Following the Indo-Pakistani War of 1971, Hundarman changed hands overnight. As the borders began to shift, residents ran for cover and several families were separated from their loved ones.
In 2017, this remote village embarked on an unlikely enterprise: to assemble a “Museum of Memories” in an attempt to safeguard their past and leave a legacy behind for future generations. At the forefront of this movement is Ilyas Ansari, a resident of the village and owner of the museum. Ansari is part of a group fighting to preserve Hundarman’s place in the history of the subcontinent.
Built on the remains of Ilyas’s ancestral house in what is now called Hundarman Broq, or the “old village,” the museum is lined with personal objects that belonged to those who remained on the other side of the border, as well as remnants of the war itself—letters from family members who haven’t seen each other in decades, old passports, photographs, medicines and perfumes found in old trunks, plus shrapnel, cracked army helmets, and old landmines.

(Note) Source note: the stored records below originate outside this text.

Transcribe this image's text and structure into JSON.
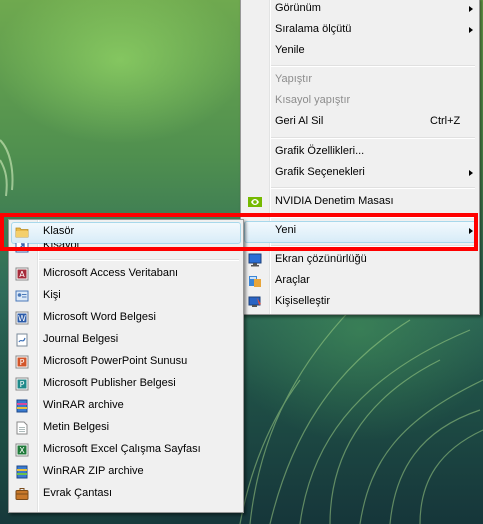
{
  "main_menu": {
    "items": [
      {
        "label": "Görünüm",
        "submenu": true
      },
      {
        "label": "Sıralama ölçütü",
        "submenu": true
      },
      {
        "label": "Yenile"
      },
      {
        "label": "Yapıştır",
        "disabled": true
      },
      {
        "label": "Kısayol yapıştır",
        "disabled": true
      },
      {
        "label": "Geri Al Sil",
        "shortcut": "Ctrl+Z"
      },
      {
        "label": "Grafik Özellikleri..."
      },
      {
        "label": "Grafik Seçenekleri",
        "submenu": true
      },
      {
        "label": "NVIDIA Denetim Masası",
        "icon": "nvidia-icon"
      },
      {
        "label": "Yeni",
        "submenu": true,
        "highlighted": true
      },
      {
        "label": "Ekran çözünürlüğü",
        "icon": "display-icon"
      },
      {
        "label": "Araçlar",
        "icon": "tools-icon"
      },
      {
        "label": "Kişiselleştir",
        "icon": "personalize-icon"
      }
    ]
  },
  "new_submenu": {
    "items": [
      {
        "label": "Klasör",
        "icon": "folder-icon",
        "highlighted": true
      },
      {
        "label": "Kısayol",
        "icon": "shortcut-icon"
      },
      {
        "label": "Microsoft Access Veritabanı",
        "icon": "access-icon"
      },
      {
        "label": "Kişi",
        "icon": "contact-icon"
      },
      {
        "label": "Microsoft Word Belgesi",
        "icon": "word-icon"
      },
      {
        "label": "Journal Belgesi",
        "icon": "journal-icon"
      },
      {
        "label": "Microsoft PowerPoint Sunusu",
        "icon": "powerpoint-icon"
      },
      {
        "label": "Microsoft Publisher Belgesi",
        "icon": "publisher-icon"
      },
      {
        "label": "WinRAR archive",
        "icon": "winrar-icon"
      },
      {
        "label": "Metin Belgesi",
        "icon": "text-document-icon"
      },
      {
        "label": "Microsoft Excel Çalışma Sayfası",
        "icon": "excel-icon"
      },
      {
        "label": "WinRAR ZIP archive",
        "icon": "winrar-zip-icon"
      },
      {
        "label": "Evrak Çantası",
        "icon": "briefcase-icon"
      }
    ]
  },
  "colors": {
    "highlight_border": "#a8d8eb",
    "annotation_frame": "#ff0000",
    "menu_background": "#f0f0f0"
  }
}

The gallery, entry to which is secured by a fascinating old wooden lock that only residents know how to use, is a short walk from Ilyas’s house, the source of many of the museum’s displays.
While most families have moved to a settlement situated at a slightly higher altitude in search of better agricultural opportunities, the old Hundarman village has taken on greater importance since it opened to tourism for the first time since India’s partition in 1947. 2018 saw the museum raise a significant amount of money through ticket sales, which has helped revive the region’s economy and put the village on the map.
Know Before You Go
The museum is a 30-minute car ride from the nearest district, Kargil. Public transport in the region is negligible, but taxicabs are readily available in Kargil. The museum is open Monday–Saturday, and Ilyas is usually available to show visitors around personally. Most roads leading to the village are shut during the winter, so the best time to plan a visit is between May–August.